As pointed out in last week’s ICM feedlot returns have eroded rather sharply over the last couple of weeks, largely driven by Continue reading

Livestock Manure; an Option for Replenishing Soil Nutrients in Hay Fields

Glen Arnold, OSU Extension Field Specialist; Rory Lewandowski, Eric Richer and Sam Custer, OSU Extension Educators (This article appeared originally in the Early Fall 2017 issue of the Ohio Cattleman)

When hay is harvested nutrients are removed from the field. A ton of alfalfa removes approximately 13 pounds of phosphorus (as P2O5) and 50 pounds of potash (as K2O). According to the National Agricultural Statistics Service, Ohio harvested 2.6 tons per acre of alfalfa in 2016.

Many hay fields are not pure alfalfa. The acidic soils of the southern and eastern parts of the state make it difficult to maintain an alfalfa or clover stand so a mixed stand of grass and alfalfa/clover is common. Stands in older fields are often just mostly grass. A grass hay crop will remove just as many nutrients per ton as an alfalfa crop. The big difference is Continue reading

The Annual Beef and Forage Night, This Thursday

John F. Grimes, OSU Extension Beef Coordinator

Consider this your final invitation to attend the upcoming 2017 Beef and Forage Field Night scheduled for Thursday, August 24, from 5-8:30 P.M.  This event will be held at the Jackson Agricultural Research Station of the Ohio Agricultural Research and Development Center (OARDC), 019 Standpipe Rd. Jackson, OH 45640.

The agenda for the program is as follows: Continue reading

“Preg” Check and Cull “Open” Replacement Heifers

– Glenn Selk, Oklahoma State University Extension

Many ranchers choose to breed the replacement heifers about a month ahead of the mature cows in the herd. In addition, they like to use a shortened 30 to 60-day breeding season for the replacement heifers. The next logical step is to determine which of these heifers failed to conceive in their first breeding season. This is more important today than ever before.

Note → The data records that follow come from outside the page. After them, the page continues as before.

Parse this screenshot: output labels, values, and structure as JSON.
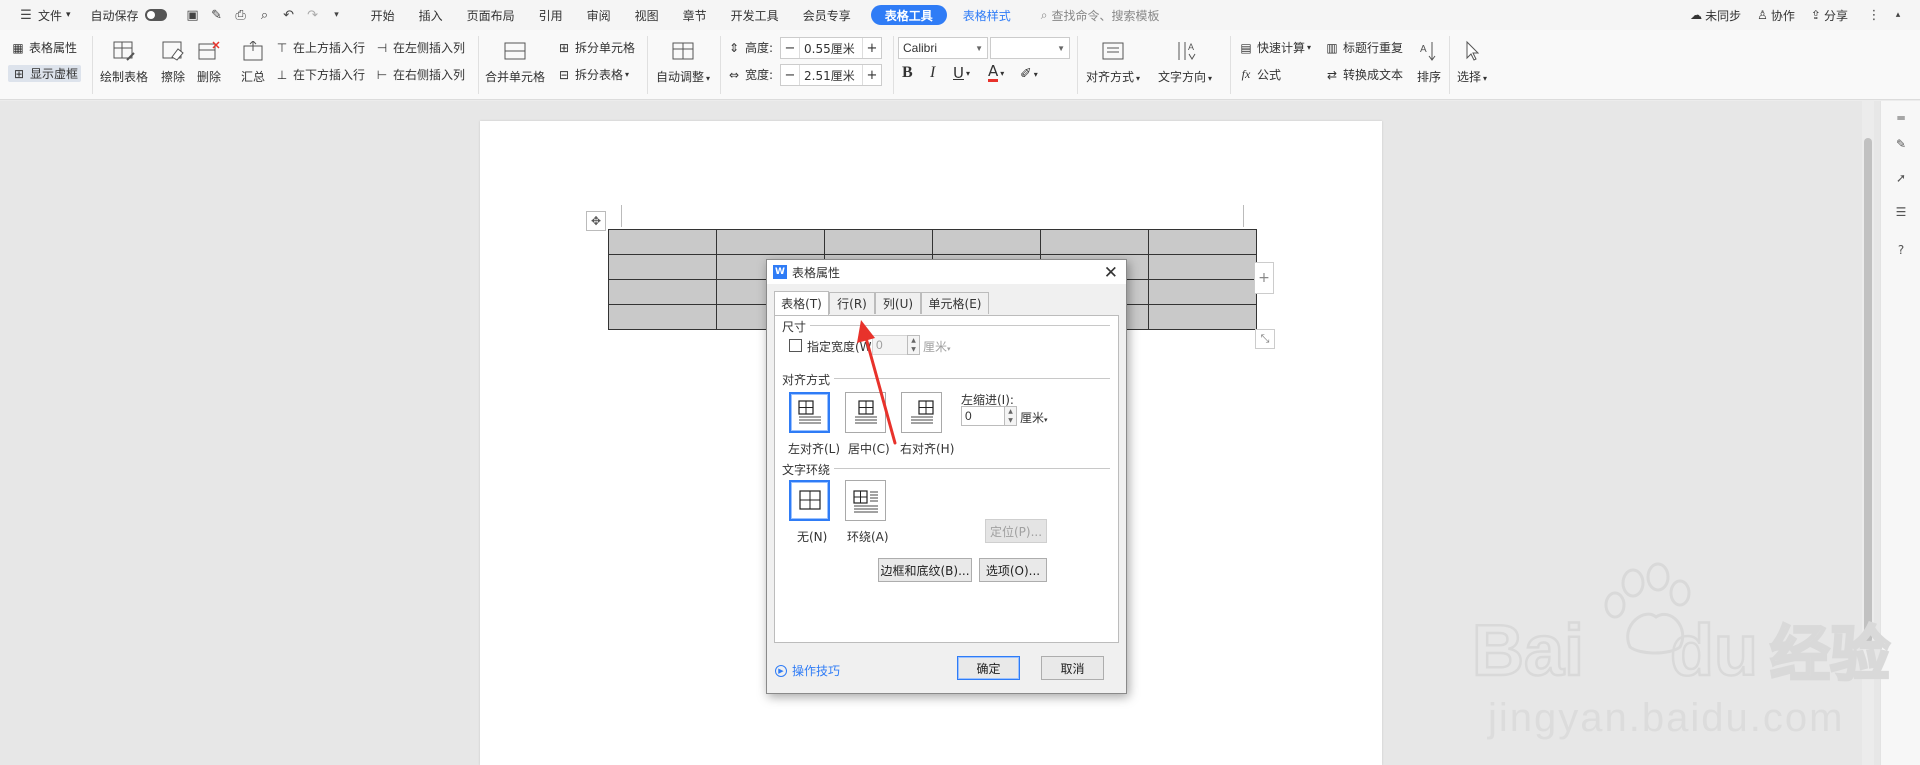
{
  "menubar": {
    "menu_label": "文件",
    "autosave_label": "自动保存",
    "tabs": [
      "开始",
      "插入",
      "页面布局",
      "引用",
      "审阅",
      "视图",
      "章节",
      "开发工具",
      "会员专享"
    ],
    "active_tab": "表格工具",
    "context_tab": "表格样式",
    "search_placeholder": "查找命令、搜索模板",
    "sync_label": "未同步",
    "collab_label": "协作",
    "share_label": "分享"
  },
  "ribbon": {
    "table_props": "表格属性",
    "show_gridlines": "显示虚框",
    "draw_table": "绘制表格",
    "erase": "擦除",
    "delete": "删除",
    "summary": "汇总",
    "insert_above": "在上方插入行",
    "insert_below": "在下方插入行",
    "insert_left": "在左侧插入列",
    "insert_right": "在右侧插入列",
    "merge_cells": "合并单元格",
    "split_cells": "拆分单元格",
    "split_table": "拆分表格",
    "auto_fit": "自动调整",
    "height_label": "高度:",
    "height_value": "0.55厘米",
    "width_label": "宽度:",
    "width_value": "2.51厘米",
    "font_name": "Calibri",
    "font_size": "",
    "bold": "B",
    "italic": "I",
    "underline": "U",
    "font_color": "A",
    "align": "对齐方式",
    "text_direction": "文字方向",
    "quick_calc": "快速计算",
    "formula": "公式",
    "repeat_header": "标题行重复",
    "to_text": "转换成文本",
    "sort": "排序",
    "select": "选择"
  },
  "document": {
    "table_rows": 4,
    "table_cols": 6
  },
  "dialog": {
    "title": "表格属性",
    "tabs": [
      "表格(T)",
      "行(R)",
      "列(U)",
      "单元格(E)"
    ],
    "section_size": "尺寸",
    "specify_width": "指定宽度(W):",
    "width_value": "0",
    "width_unit": "厘米",
    "section_align": "对齐方式",
    "align_left": "左对齐(L)",
    "align_center": "居中(C)",
    "align_right": "右对齐(H)",
    "indent_label": "左缩进(I):",
    "indent_value": "0",
    "indent_unit": "厘米",
    "section_wrap": "文字环绕",
    "wrap_none": "无(N)",
    "wrap_around": "环绕(A)",
    "position_btn": "定位(P)...",
    "borders_btn": "边框和底纹(B)...",
    "options_btn": "选项(O)...",
    "tips": "操作技巧",
    "ok": "确定",
    "cancel": "取消"
  },
  "colors": {
    "accent": "#2f7cf6",
    "annotation_arrow": "#e8322b",
    "cell_fill": "#c9c9c9"
  }
}
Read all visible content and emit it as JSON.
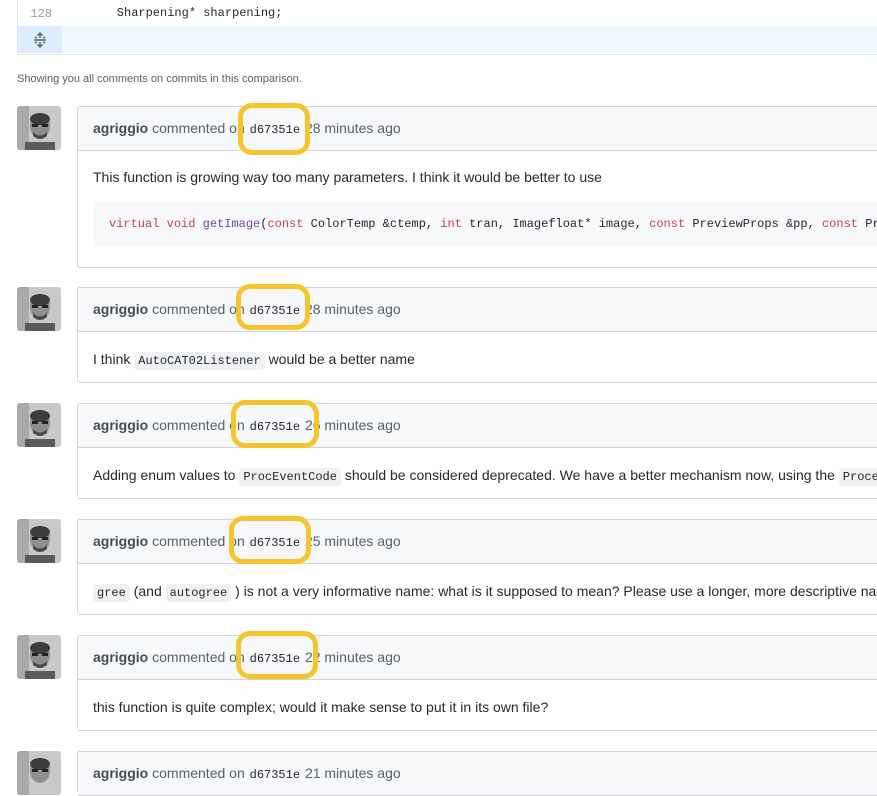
{
  "diff": {
    "line_number": "128",
    "code_line": "    Sharpening* sharpening;",
    "expand_icon": "unfold-icon"
  },
  "summary_text": "Showing you all comments on commits in this comparison.",
  "comments": [
    {
      "author": "agriggio",
      "action": "commented on",
      "sha": "d67351e",
      "time": "28 minutes ago",
      "text": "This function is growing way too many parameters. I think it would be better to use",
      "code": {
        "virtual": "virtual",
        "void": "void",
        "fn": "getImage",
        "p1": "(",
        "const1": "const",
        "t1": " ColorTemp &ctemp, ",
        "int": "int",
        "t2": " tran, Imagefloat* image, ",
        "const2": "const",
        "t3": " PreviewProps &pp, ",
        "const3": "const",
        "t4": " Pro"
      }
    },
    {
      "author": "agriggio",
      "action": "commented on",
      "sha": "d67351e",
      "time": "28 minutes ago",
      "text_before": "I think",
      "inline_code": "AutoCAT02Listener",
      "text_after": "would be a better name"
    },
    {
      "author": "agriggio",
      "action": "commented on",
      "sha": "d67351e",
      "time": "26 minutes ago",
      "text_before": "Adding enum values to",
      "inline_code": "ProcEventCode",
      "text_after": "should be considered deprecated. We have a better mechanism now, using the",
      "inline_code_2": "Proce"
    },
    {
      "author": "agriggio",
      "action": "commented on",
      "sha": "d67351e",
      "time": "25 minutes ago",
      "inline_code": "gree",
      "text_mid": "(and",
      "inline_code_2": "autogree",
      "text_after": ") is not a very informative name: what is it supposed to mean? Please use a longer, more descriptive nam"
    },
    {
      "author": "agriggio",
      "action": "commented on",
      "sha": "d67351e",
      "time": "22 minutes ago",
      "text": "this function is quite complex; would it make sense to put it in its own file?"
    },
    {
      "author": "agriggio",
      "action": "commented on",
      "sha": "d67351e",
      "time": "21 minutes ago"
    }
  ],
  "highlight_color": "#f7c52b"
}
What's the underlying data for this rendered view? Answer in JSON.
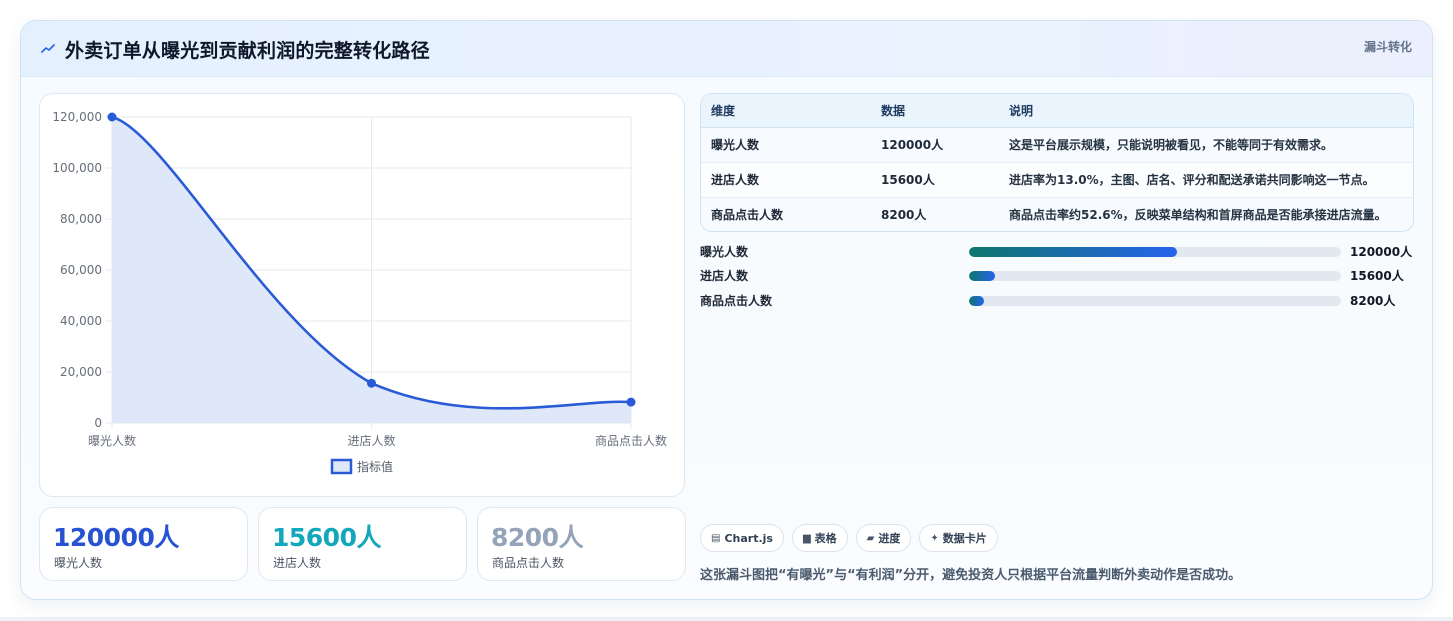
{
  "header": {
    "title": "外卖订单从曝光到贡献利润的完整转化路径",
    "tag": "漏斗转化",
    "title_icon": "trend-line-icon"
  },
  "chart_data": {
    "type": "line",
    "categories": [
      "曝光人数",
      "进店人数",
      "商品点击人数"
    ],
    "series": [
      {
        "name": "指标值",
        "values": [
          120000,
          15600,
          8200
        ],
        "color": "#2a5bd7",
        "fill": "#dfe8f8"
      }
    ],
    "y_ticks": [
      "0",
      "20,000",
      "40,000",
      "60,000",
      "80,000",
      "100,000",
      "120,000"
    ],
    "ylim": [
      0,
      120000
    ],
    "grid": true,
    "legend_position": "bottom",
    "smooth": true
  },
  "kpis": [
    {
      "value": "120000人",
      "label": "曝光人数",
      "color": "#2752d1"
    },
    {
      "value": "15600人",
      "label": "进店人数",
      "color": "#12a7bb"
    },
    {
      "value": "8200人",
      "label": "商品点击人数",
      "color": "#94a3b8"
    }
  ],
  "table": {
    "headers": [
      "维度",
      "数据",
      "说明"
    ],
    "rows": [
      [
        "曝光人数",
        "120000人",
        "这是平台展示规模，只能说明被看见，不能等同于有效需求。"
      ],
      [
        "进店人数",
        "15600人",
        "进店率为13.0%，主图、店名、评分和配送承诺共同影响这一节点。"
      ],
      [
        "商品点击人数",
        "8200人",
        "商品点击率约52.6%，反映菜单结构和首屏商品是否能承接进店流量。"
      ]
    ]
  },
  "progress": [
    {
      "label": "曝光人数",
      "value": "120000人",
      "fraction": 0.56
    },
    {
      "label": "进店人数",
      "value": "15600人",
      "fraction": 0.07
    },
    {
      "label": "商品点击人数",
      "value": "8200人",
      "fraction": 0.04
    }
  ],
  "chips": [
    {
      "icon": "chart-icon",
      "glyph": "▤",
      "label": "Chart.js"
    },
    {
      "icon": "table-icon",
      "glyph": "▆",
      "label": "表格"
    },
    {
      "icon": "progress-icon",
      "glyph": "▰",
      "label": "进度"
    },
    {
      "icon": "sparkle-icon",
      "glyph": "✦",
      "label": "数据卡片"
    }
  ],
  "caption": "这张漏斗图把“有曝光”与“有利润”分开，避免投资人只根据平台流量判断外卖动作是否成功。"
}
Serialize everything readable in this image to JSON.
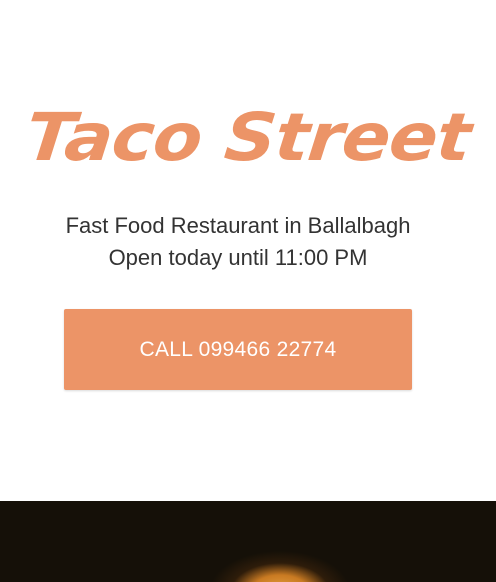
{
  "header": {
    "brand_name": "Taco Street"
  },
  "info": {
    "category_location": "Fast Food Restaurant in Ballalbagh",
    "hours": "Open today until 11:00 PM"
  },
  "actions": {
    "call_label": "CALL 099466 22774"
  },
  "colors": {
    "accent": "#ec9467",
    "text": "#333333",
    "background": "#ffffff",
    "photo_dark": "#151008"
  },
  "hero": {
    "image_subject": "food-photo"
  }
}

The bulls were removed from the replacement heifers about 60 days ago, therefore, this would be an ideal time to Continue reading